Until 1997, abortions were only available in SA under very limited circumstances. Picture: JACKIE CLAUSEN/ SUNDAY TIMES
Until 1997, abortions were only available in SA under very limited circumstances. Picture: JACKIE CLAUSEN/ SUNDAY TIMES

Parliament has rejected the African Christian Democratic Party (ACDP) MP Cheryllyn Dudley’s private members bill on abortion, which critics have seen as a thinly veiled attempt to roll back women’s hard-won rights to safely terminate unwanted pregnancies.

Until the Choice on Termination of Pregnancy Act came into effect in 1997, abortions were only available in SA under extremely limited conditions. They required the approval of two doctors who were not involved in the matter, and in some cases a magistrate or psychiatrist as well.

The act permits abortions within the first 12 weeks of a pregnancy, and at a later stage under certain conditions.

Dudley has tried to restrict women’s access to abortion before by proposing an amendment to the constitution to include the right to life of the unborn child.

Her Choice on Termination of Pregnancy Amendment Bill was tabled in parliament in December 2017 and proposed showing ultrasound images of their fetuses to all women seeking abortions, along with mandatory counselling.

It introduced a requirement that for abortions between 13 and 20 weeks, a social worker and a doctor must agree that the pregnancy would significantly affect the socioeconomic circumstances of the woman concerned. It also sought to scrap provisions that permit third-trimester abortions if there is a risk of injury to fetuses.

When the bill was debated by parliament’s health committee in May, the ANC’s Fish Mahlalela said its proposals were unconstitutional as they would limit a woman’s right to make decisions about her own body and her reproductive health.

The World Health Organisation advised the department of health that the bill’s conditions for obtaining abortions were not evidence-based, were at odds with its guidelines, and would make it harder for women to have abortions.

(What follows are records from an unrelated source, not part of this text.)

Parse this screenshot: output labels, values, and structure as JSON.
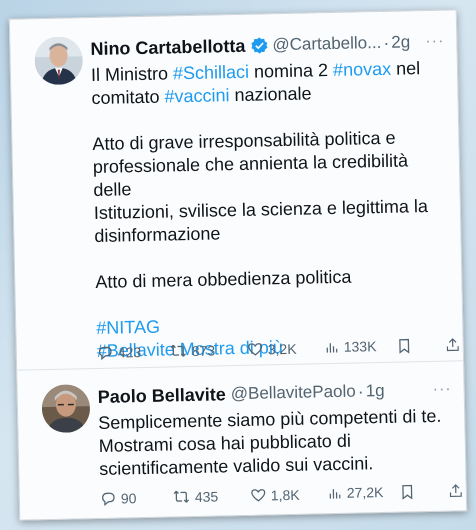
{
  "tweet1": {
    "name": "Nino Cartabellotta",
    "handle": "@Cartabello...",
    "separator": "·",
    "time": "2g",
    "more": "···",
    "line1_a": "Il Ministro ",
    "line1_tag1": "#Schillaci",
    "line1_b": " nomina 2 ",
    "line1_tag2": "#novax",
    "line1_c": " nel",
    "line2_a": "comitato ",
    "line2_tag": "#vaccini",
    "line2_b": " nazionale",
    "para2_l1": "Atto di grave irresponsabilità politica e",
    "para2_l2": "professionale che annienta la credibilità delle",
    "para2_l3": "Istituzioni, svilisce la scienza e legittima la",
    "para2_l4": "disinformazione",
    "para3": "Atto di mera obbedienza politica",
    "tag_nitag": "#NITAG",
    "tag_bellavite": "#Bellavite",
    "show_more": " Mostra di più",
    "replies": "423",
    "retweets": "873",
    "likes": "3,2K",
    "views": "133K"
  },
  "tweet2": {
    "name": "Paolo Bellavite",
    "handle": "@BellavitePaolo",
    "separator": "·",
    "time": "1g",
    "more": "···",
    "l1": "Semplicemente siamo più competenti di te.",
    "l2": "Mostrami cosa hai pubblicato di",
    "l3": "scientificamente valido sui vaccini.",
    "replies": "90",
    "retweets": "435",
    "likes": "1,8K",
    "views": "27,2K"
  },
  "colors": {
    "link": "#1d9bf0",
    "verified": "#1d9bf0",
    "muted": "#536471"
  }
}
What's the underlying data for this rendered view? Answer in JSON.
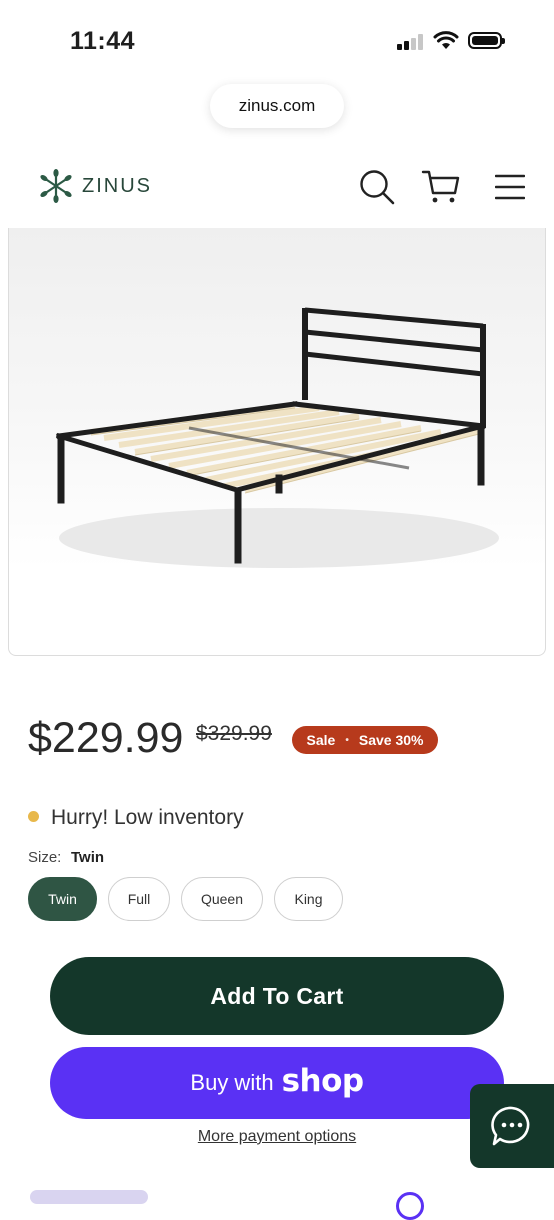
{
  "status_bar": {
    "time": "11:44"
  },
  "browser": {
    "url": "zinus.com"
  },
  "header": {
    "logo_text": "ZINUS"
  },
  "product": {
    "price": "$229.99",
    "compare_price": "$329.99",
    "sale_label": "Sale",
    "save_label": "Save 30%",
    "inventory_text": "Hurry! Low inventory",
    "size_label": "Size:",
    "size_selected": "Twin",
    "sizes": [
      "Twin",
      "Full",
      "Queen",
      "King"
    ]
  },
  "actions": {
    "add_to_cart": "Add To Cart",
    "buy_with": "Buy with",
    "shop_word": "shop",
    "more_payment": "More payment options"
  },
  "colors": {
    "brand_green": "#14372a",
    "shop_purple": "#5a31f4",
    "sale_red": "#b73a1c",
    "inventory_dot": "#e8b84b"
  }
}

The department of health’s Yogan Pillay said at the time that the bill’s proposals for mandatory counselling and ultrasound imaging were prohibitively expensive and would make it harder for women to safely end unwanted pregnancies.

While abortion in the state sector is free, services are patchy and many women still opt for dangerous illegal abortions. There were 105,358 abortions in public health facilities in 2016/2017, according to figures provided to Africa Check by the department of health.

The committee declared the bill undesirable, and it was rejected by the National Assembly on Tuesday.

"For this bill, it is the end of the road. But it achieved what I hoped it would," said Dudley.

"Discussions were held, and we are starting to learn as a country how to disagree more respectfully. This is a difficult issue and people do get worked up, but when I gave my declaration in the house it was sombre. There has been a big attempt by everyone to hear the other’s argument," she said.